02-26-2017, 07:20 PM
I have been researching the reverberatory furnace lately, and looking at various designs. My understanding of this type of furnace is that it produces a consistent heat on all sides of a boiling flask or retort body.

First, I'm curious if this is the correct definition.

Second, has anyone tried the "coffee can forge" as a reverberatory furnace? It's commonly used for metal-smithing, and I've seen some which are designed for refining gold and silver.


The image is what I have in mind for the basic design/structure, but I would make a few adjustments. Thicker walls, a lid for the flask neck, and maybe a second fuel source if the furnace heats unevenly.

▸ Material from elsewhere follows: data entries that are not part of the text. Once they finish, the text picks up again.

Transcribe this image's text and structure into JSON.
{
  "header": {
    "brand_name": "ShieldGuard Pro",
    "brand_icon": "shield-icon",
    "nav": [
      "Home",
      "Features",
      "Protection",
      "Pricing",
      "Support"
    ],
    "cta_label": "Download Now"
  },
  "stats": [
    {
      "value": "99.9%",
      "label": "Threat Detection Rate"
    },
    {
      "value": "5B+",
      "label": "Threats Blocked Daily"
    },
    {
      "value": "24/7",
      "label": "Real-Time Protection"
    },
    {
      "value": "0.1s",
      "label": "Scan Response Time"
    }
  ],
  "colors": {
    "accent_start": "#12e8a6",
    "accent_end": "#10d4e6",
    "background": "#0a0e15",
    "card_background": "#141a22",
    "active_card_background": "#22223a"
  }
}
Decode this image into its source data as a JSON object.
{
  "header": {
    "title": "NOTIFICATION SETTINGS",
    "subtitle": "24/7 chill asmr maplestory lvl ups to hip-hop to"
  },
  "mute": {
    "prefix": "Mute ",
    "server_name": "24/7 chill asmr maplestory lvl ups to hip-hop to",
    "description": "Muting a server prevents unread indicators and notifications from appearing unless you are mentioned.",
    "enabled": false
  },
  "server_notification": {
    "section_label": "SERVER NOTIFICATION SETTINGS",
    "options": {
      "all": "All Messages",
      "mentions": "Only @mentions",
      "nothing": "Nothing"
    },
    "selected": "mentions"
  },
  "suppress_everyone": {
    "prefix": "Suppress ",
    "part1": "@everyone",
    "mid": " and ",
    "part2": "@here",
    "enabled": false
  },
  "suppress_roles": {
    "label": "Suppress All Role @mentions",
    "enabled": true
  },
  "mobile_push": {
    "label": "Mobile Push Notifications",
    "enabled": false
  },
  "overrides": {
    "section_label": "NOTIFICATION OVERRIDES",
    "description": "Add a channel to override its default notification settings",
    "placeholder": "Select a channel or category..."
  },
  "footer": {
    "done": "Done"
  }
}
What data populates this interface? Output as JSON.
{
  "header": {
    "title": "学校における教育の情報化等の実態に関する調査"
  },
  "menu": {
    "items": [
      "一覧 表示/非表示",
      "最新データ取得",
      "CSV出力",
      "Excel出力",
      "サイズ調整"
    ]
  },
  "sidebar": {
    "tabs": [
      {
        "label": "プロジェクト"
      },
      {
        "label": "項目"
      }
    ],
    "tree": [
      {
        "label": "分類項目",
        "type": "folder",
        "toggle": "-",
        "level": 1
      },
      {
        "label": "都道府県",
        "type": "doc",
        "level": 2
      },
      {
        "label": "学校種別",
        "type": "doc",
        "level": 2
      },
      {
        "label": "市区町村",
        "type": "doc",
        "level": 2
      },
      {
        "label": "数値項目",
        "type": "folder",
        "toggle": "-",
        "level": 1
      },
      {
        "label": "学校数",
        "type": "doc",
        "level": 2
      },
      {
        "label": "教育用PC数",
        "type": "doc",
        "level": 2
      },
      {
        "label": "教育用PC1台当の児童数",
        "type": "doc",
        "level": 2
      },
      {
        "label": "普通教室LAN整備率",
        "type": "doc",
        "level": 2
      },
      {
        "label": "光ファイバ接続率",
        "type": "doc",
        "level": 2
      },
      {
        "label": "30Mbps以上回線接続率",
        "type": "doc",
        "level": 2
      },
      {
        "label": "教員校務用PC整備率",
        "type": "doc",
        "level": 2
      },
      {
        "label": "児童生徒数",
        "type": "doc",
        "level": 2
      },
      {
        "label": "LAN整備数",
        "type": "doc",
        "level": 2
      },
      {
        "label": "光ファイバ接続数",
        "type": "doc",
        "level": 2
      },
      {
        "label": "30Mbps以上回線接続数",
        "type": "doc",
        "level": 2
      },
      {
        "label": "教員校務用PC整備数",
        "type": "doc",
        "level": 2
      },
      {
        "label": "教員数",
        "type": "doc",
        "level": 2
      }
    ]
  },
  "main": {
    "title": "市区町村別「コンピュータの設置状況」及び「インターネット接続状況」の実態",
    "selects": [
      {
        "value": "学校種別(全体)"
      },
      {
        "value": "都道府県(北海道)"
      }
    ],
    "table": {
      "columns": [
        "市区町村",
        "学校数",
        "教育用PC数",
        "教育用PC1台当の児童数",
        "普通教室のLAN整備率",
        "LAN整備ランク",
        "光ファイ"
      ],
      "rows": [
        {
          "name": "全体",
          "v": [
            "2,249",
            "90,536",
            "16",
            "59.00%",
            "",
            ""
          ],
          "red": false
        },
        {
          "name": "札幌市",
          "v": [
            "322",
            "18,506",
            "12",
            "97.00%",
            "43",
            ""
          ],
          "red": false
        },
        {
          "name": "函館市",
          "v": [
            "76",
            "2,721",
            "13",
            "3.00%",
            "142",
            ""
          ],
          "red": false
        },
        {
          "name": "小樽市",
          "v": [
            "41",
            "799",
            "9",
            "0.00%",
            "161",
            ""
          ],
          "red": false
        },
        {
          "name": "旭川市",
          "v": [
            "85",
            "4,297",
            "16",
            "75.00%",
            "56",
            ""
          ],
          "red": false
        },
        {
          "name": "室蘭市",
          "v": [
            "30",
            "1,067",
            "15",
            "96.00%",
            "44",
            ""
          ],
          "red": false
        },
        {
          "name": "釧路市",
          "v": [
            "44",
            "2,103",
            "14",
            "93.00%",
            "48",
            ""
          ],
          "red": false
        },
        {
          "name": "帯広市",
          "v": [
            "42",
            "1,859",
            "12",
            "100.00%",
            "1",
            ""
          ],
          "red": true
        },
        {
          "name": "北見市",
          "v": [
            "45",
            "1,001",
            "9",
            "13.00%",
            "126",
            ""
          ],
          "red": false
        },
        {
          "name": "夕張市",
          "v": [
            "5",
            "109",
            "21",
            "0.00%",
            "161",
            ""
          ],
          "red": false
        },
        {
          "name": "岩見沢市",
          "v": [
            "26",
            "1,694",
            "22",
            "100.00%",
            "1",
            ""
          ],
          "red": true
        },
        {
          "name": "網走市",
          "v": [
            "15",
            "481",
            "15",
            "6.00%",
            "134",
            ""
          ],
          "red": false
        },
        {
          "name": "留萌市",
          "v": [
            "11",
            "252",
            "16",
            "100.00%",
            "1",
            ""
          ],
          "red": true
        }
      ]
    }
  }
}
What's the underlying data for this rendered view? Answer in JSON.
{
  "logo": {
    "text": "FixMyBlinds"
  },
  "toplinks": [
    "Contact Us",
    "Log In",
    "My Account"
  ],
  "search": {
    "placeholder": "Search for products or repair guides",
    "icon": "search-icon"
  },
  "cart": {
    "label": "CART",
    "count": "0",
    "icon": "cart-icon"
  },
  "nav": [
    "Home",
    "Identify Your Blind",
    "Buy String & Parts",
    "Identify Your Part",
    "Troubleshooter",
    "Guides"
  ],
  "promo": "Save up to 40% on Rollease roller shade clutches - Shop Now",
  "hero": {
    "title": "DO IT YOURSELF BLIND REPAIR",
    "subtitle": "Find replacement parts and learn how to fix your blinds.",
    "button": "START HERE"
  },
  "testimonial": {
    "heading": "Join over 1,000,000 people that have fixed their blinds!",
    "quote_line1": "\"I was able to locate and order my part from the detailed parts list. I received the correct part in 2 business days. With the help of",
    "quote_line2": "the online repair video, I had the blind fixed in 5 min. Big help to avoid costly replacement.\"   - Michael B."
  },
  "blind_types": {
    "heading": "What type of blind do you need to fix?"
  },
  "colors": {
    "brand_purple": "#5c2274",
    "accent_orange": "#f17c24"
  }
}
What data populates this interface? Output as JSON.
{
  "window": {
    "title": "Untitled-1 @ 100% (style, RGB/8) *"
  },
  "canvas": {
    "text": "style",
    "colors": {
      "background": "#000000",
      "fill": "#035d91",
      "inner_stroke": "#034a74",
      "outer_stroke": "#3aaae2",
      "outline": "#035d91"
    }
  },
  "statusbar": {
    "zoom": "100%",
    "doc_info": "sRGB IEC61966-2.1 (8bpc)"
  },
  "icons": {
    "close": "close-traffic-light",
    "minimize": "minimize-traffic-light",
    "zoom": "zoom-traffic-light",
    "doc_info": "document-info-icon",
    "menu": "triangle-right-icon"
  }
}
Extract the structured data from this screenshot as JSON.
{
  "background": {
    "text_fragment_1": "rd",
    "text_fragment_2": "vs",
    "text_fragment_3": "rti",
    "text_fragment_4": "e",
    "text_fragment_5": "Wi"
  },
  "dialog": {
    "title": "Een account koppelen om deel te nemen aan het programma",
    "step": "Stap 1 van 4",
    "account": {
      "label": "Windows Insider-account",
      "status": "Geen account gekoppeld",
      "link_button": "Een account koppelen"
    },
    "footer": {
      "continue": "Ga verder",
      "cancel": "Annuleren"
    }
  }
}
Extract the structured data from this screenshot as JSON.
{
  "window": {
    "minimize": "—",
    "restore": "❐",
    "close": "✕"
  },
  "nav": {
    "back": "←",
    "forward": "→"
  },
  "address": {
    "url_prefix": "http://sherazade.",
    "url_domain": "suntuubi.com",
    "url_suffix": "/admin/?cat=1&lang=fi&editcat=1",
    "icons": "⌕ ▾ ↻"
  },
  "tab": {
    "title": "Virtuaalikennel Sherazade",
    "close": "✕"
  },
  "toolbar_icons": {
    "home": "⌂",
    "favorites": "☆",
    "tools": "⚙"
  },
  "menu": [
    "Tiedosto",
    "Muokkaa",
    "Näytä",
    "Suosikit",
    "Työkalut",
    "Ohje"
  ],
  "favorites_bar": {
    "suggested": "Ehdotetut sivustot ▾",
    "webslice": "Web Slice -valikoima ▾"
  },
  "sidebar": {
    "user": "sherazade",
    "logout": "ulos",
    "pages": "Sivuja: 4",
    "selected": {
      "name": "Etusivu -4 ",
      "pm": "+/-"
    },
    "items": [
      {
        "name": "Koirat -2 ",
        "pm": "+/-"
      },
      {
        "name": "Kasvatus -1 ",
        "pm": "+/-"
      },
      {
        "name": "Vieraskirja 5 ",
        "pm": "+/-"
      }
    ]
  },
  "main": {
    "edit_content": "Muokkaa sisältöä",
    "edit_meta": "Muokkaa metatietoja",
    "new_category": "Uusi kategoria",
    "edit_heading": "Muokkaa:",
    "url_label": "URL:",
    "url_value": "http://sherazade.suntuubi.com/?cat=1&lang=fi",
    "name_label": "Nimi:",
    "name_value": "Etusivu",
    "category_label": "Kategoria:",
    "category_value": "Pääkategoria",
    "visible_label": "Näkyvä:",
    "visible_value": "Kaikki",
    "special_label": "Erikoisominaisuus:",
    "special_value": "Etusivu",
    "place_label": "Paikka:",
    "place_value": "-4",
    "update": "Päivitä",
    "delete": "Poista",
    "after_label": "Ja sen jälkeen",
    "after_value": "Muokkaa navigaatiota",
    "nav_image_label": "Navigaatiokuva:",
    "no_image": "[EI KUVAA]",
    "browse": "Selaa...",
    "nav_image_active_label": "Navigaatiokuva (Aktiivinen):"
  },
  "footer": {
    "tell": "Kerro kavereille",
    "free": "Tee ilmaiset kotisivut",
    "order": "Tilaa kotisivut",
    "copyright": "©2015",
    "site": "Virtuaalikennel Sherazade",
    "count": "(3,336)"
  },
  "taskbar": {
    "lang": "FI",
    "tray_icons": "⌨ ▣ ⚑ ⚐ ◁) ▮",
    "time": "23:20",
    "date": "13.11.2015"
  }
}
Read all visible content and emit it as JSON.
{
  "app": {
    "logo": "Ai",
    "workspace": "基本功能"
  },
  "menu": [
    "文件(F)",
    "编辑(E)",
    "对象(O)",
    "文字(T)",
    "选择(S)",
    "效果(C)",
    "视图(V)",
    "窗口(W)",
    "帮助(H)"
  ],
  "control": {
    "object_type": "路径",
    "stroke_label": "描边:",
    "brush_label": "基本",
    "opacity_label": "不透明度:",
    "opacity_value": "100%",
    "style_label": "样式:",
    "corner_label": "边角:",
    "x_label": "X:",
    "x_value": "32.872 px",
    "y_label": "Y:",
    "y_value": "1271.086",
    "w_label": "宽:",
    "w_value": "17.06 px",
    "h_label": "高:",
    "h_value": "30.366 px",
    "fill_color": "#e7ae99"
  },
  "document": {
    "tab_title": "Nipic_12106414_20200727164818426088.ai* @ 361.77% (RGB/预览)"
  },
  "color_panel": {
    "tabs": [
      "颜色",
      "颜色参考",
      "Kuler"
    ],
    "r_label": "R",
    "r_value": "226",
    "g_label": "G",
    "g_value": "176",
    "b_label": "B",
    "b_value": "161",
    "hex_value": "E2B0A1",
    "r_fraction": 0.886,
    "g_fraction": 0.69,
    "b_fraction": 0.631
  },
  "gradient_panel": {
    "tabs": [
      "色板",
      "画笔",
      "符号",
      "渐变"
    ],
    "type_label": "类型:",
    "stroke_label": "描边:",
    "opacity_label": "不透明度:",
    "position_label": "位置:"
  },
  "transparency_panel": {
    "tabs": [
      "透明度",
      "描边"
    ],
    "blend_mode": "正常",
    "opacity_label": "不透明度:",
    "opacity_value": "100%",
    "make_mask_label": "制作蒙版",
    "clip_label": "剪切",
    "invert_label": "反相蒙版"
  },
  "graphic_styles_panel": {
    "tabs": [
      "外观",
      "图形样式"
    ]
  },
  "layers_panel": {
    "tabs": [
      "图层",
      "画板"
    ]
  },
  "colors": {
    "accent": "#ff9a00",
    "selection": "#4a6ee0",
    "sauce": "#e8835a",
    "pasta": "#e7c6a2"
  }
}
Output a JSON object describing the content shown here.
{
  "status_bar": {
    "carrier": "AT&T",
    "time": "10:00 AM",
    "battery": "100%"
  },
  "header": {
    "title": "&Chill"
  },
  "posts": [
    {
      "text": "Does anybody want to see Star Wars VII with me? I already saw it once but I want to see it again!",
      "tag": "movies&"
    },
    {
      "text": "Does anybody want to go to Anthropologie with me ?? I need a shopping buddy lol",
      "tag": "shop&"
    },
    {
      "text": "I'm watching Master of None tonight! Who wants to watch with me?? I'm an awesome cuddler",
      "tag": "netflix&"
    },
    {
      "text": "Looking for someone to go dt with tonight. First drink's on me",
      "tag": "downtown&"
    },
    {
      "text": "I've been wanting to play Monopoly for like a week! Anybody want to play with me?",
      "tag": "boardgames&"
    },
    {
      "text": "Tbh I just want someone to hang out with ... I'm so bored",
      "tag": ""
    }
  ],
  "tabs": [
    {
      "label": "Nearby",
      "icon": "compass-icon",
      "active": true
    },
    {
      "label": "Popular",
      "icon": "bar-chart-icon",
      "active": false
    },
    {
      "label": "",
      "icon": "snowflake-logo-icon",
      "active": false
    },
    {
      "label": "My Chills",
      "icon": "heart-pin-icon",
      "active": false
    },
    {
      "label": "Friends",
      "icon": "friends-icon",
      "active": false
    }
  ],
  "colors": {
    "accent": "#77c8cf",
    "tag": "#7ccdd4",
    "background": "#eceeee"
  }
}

02-26-2017, 07:55 PM
I've got a lot of experience with these improvised furnaces, they are the ones I use the most. I make them out of steel cans of several sizes (the biggest one was made out of one of those large steel garbage cans that are still used in many houses; the smallest one was out of a large can of split peas.) They are usually employed for experiments involving high temperatures with crucibles or cementing pots, but they certainly can be adapted to work with distillation flasks/bottles. Just be careful with the heat regulation or the glass will melt. It is better to do like the old-timers did and apply a generous coat of a refractory paste on the part of the glass vessels that are going to be exposed to the intense heat, that way if the glass actually melts, the refractory coating will hold it and prevent it from falling to the bottom of the furnace, thus making a mess of it, which will have to be repaired.

02-26-2017, 08:51 PM
In the reverbatory funace, the fire exhaust gases come in contact with the substance being calcined. This may play an important role for some operations.

02-26-2017, 09:07 PM
Interesting, Mr. theFool. I'll have to consider that for the calcinations. Maybe I can set it up to take multiple fuel sources -- propane and charcoal with a blower instead of a torch head... thanks

02-26-2017, 11:09 PM
Just be careful with the heat regulation or the glass will melt.

This is something I hadn't considered. Thanks.